### What the exercise asks:
Everything in the records below must be repeated exactly, except the pictures.

### Input:
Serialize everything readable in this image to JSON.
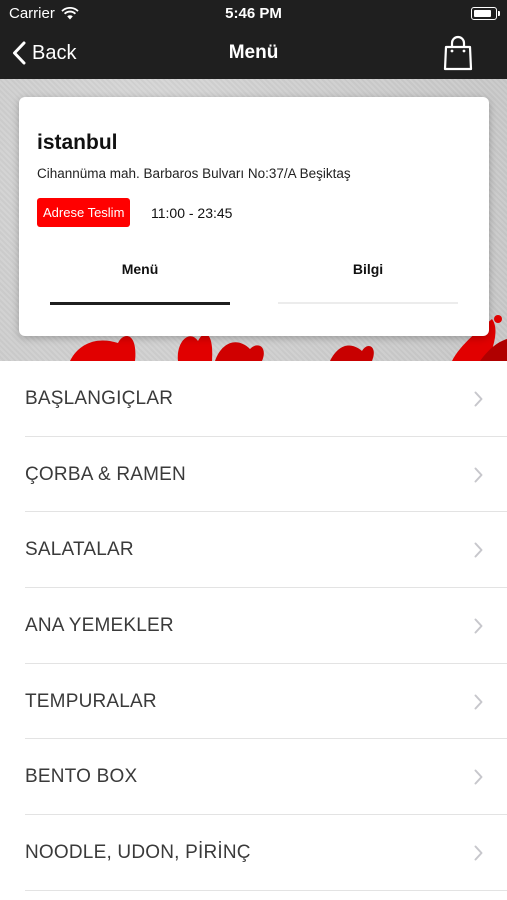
{
  "status_bar": {
    "carrier": "Carrier",
    "time": "5:46 PM"
  },
  "nav": {
    "back_label": "Back",
    "title": "Menü"
  },
  "restaurant": {
    "name": "istanbul",
    "address": "Cihannüma mah. Barbaros Bulvarı No:37/A Beşiktaş",
    "delivery_badge": "Adrese Teslim",
    "hours": "11:00 - 23:45"
  },
  "tabs": [
    {
      "label": "Menü",
      "active": true
    },
    {
      "label": "Bilgi",
      "active": false
    }
  ],
  "categories": [
    {
      "label": "BAŞLANGIÇLAR"
    },
    {
      "label": "ÇORBA & RAMEN"
    },
    {
      "label": "SALATALAR"
    },
    {
      "label": "ANA YEMEKLER"
    },
    {
      "label": "TEMPURALAR"
    },
    {
      "label": "BENTO BOX"
    },
    {
      "label": "NOODLE, UDON, PİRİNÇ"
    }
  ],
  "colors": {
    "navbar": "#1f1f1f",
    "badge": "#ff0000",
    "accent_splash": "#e10000"
  },
  "icons": {
    "back": "chevron-left-icon",
    "cart": "shopping-bag-icon",
    "wifi": "wifi-icon",
    "battery": "battery-icon",
    "row": "chevron-right-icon"
  }
}
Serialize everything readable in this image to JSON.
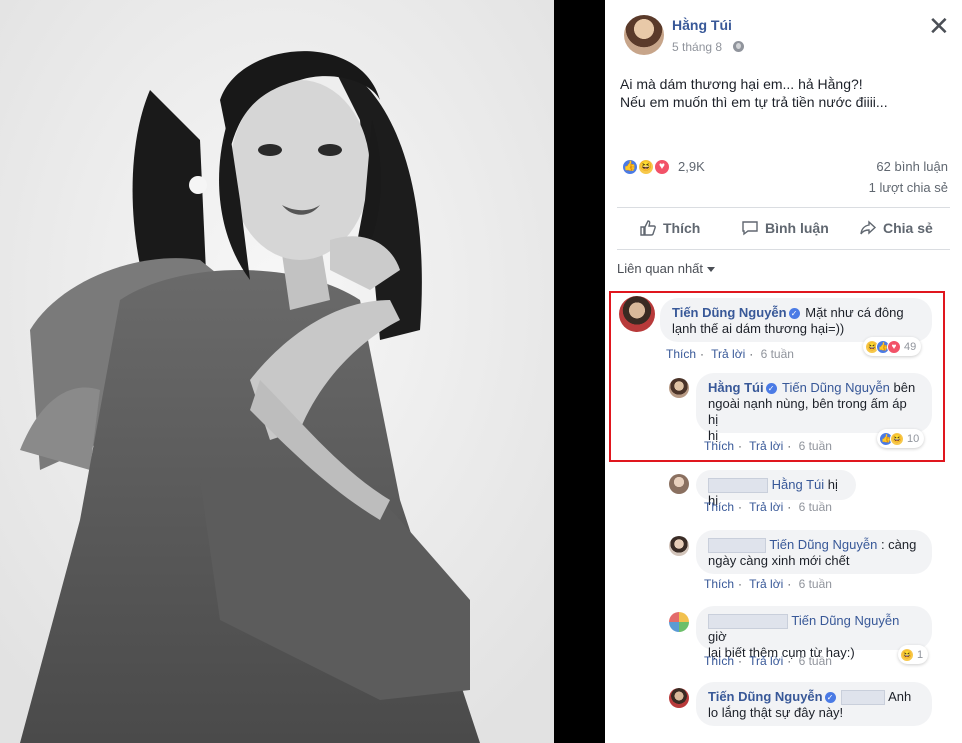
{
  "post": {
    "author": "Hằng Túi",
    "time": "5 tháng 8",
    "close_glyph": "✕",
    "text_lines": [
      "Ai mà dám thương hại em... hả Hằng?!",
      "Nếu em muốn thì em tự trả tiền nước điiii..."
    ],
    "reaction_count": "2,9K",
    "comments_count": "62 bình luận",
    "shares_count": "1 lượt chia sẻ",
    "actions": {
      "like": "Thích",
      "comment": "Bình luận",
      "share": "Chia sẻ"
    },
    "filter_label": "Liên quan nhất"
  },
  "comments": [
    {
      "author": "Tiến Dũng Nguyễn",
      "text_line1": "Mặt như cá đông",
      "text_line2": "lạnh thế ai dám thương hại=))",
      "like": "Thích",
      "reply": "Trả lời",
      "time": "6 tuần",
      "reaction_count": "49"
    },
    {
      "author": "Hằng Túi",
      "mention": "Tiến Dũng Nguyễn",
      "text_line1": "bên",
      "text_line2": "ngoài nạnh nùng, bên trong ấm áp hị",
      "text_line3": "hị",
      "like": "Thích",
      "reply": "Trả lời",
      "time": "6 tuần",
      "reaction_count": "10"
    },
    {
      "mention": "Hằng Túi",
      "text_line1": "hị hị",
      "like": "Thích",
      "reply": "Trả lời",
      "time": "6 tuần"
    },
    {
      "mention": "Tiến Dũng Nguyễn",
      "text_line1": ": càng",
      "text_line2": "ngày càng xinh mới chết",
      "like": "Thích",
      "reply": "Trả lời",
      "time": "6 tuần"
    },
    {
      "mention": "Tiến Dũng Nguyễn",
      "text_line1": "giờ",
      "text_line2": "lại biết thêm cụm từ hay:)",
      "like": "Thích",
      "reply": "Trả lời",
      "time": "6 tuần",
      "reaction_count": "1"
    },
    {
      "author": "Tiến Dũng Nguyễn",
      "text_line1": "Anh",
      "text_line2": "lo lắng thật sự đây này!"
    }
  ],
  "colors": {
    "link": "#385898",
    "highlight": "#e0161e",
    "like": "#4b7be5",
    "haha": "#f7c84b",
    "love": "#f25268"
  },
  "icons": [
    "globe-icon",
    "close-icon",
    "like-icon",
    "comment-icon",
    "share-icon",
    "haha-icon",
    "love-icon",
    "verified-icon"
  ]
}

### Answer below:
Serialize everything readable in this image to JSON.
{
  "status_bar": {
    "carrier": "Carrier",
    "time": "5:46 PM"
  },
  "nav": {
    "back_label": "Back",
    "title": "Menü"
  },
  "restaurant": {
    "name": "istanbul",
    "address": "Cihannüma mah. Barbaros Bulvarı No:37/A Beşiktaş",
    "delivery_badge": "Adrese Teslim",
    "hours": "11:00 - 23:45"
  },
  "tabs": [
    {
      "label": "Menü",
      "active": true
    },
    {
      "label": "Bilgi",
      "active": false
    }
  ],
  "categories": [
    {
      "label": "BAŞLANGIÇLAR"
    },
    {
      "label": "ÇORBA & RAMEN"
    },
    {
      "label": "SALATALAR"
    },
    {
      "label": "ANA YEMEKLER"
    },
    {
      "label": "TEMPURALAR"
    },
    {
      "label": "BENTO BOX"
    },
    {
      "label": "NOODLE, UDON, PİRİNÇ"
    }
  ],
  "colors": {
    "navbar": "#1f1f1f",
    "badge": "#ff0000",
    "accent_splash": "#e10000"
  },
  "icons": {
    "back": "chevron-left-icon",
    "cart": "shopping-bag-icon",
    "wifi": "wifi-icon",
    "battery": "battery-icon",
    "row": "chevron-right-icon"
  }
}
Serialize everything readable in this image to JSON.
{
  "post": {
    "author": "Hằng Túi",
    "time": "5 tháng 8",
    "close_glyph": "✕",
    "text_lines": [
      "Ai mà dám thương hại em... hả Hằng?!",
      "Nếu em muốn thì em tự trả tiền nước điiii..."
    ],
    "reaction_count": "2,9K",
    "comments_count": "62 bình luận",
    "shares_count": "1 lượt chia sẻ",
    "actions": {
      "like": "Thích",
      "comment": "Bình luận",
      "share": "Chia sẻ"
    },
    "filter_label": "Liên quan nhất"
  },
  "comments": [
    {
      "author": "Tiến Dũng Nguyễn",
      "text_line1": "Mặt như cá đông",
      "text_line2": "lạnh thế ai dám thương hại=))",
      "like": "Thích",
      "reply": "Trả lời",
      "time": "6 tuần",
      "reaction_count": "49"
    },
    {
      "author": "Hằng Túi",
      "mention": "Tiến Dũng Nguyễn",
      "text_line1": "bên",
      "text_line2": "ngoài nạnh nùng, bên trong ấm áp hị",
      "text_line3": "hị",
      "like": "Thích",
      "reply": "Trả lời",
      "time": "6 tuần",
      "reaction_count": "10"
    },
    {
      "mention": "Hằng Túi",
      "text_line1": "hị hị",
      "like": "Thích",
      "reply": "Trả lời",
      "time": "6 tuần"
    },
    {
      "mention": "Tiến Dũng Nguyễn",
      "text_line1": ": càng",
      "text_line2": "ngày càng xinh mới chết",
      "like": "Thích",
      "reply": "Trả lời",
      "time": "6 tuần"
    },
    {
      "mention": "Tiến Dũng Nguyễn",
      "text_line1": "giờ",
      "text_line2": "lại biết thêm cụm từ hay:)",
      "like": "Thích",
      "reply": "Trả lời",
      "time": "6 tuần",
      "reaction_count": "1"
    },
    {
      "author": "Tiến Dũng Nguyễn",
      "text_line1": "Anh",
      "text_line2": "lo lắng thật sự đây này!"
    }
  ],
  "colors": {
    "link": "#385898",
    "highlight": "#e0161e",
    "like": "#4b7be5",
    "haha": "#f7c84b",
    "love": "#f25268"
  },
  "icons": [
    "globe-icon",
    "close-icon",
    "like-icon",
    "comment-icon",
    "share-icon",
    "haha-icon",
    "love-icon",
    "verified-icon"
  ]
}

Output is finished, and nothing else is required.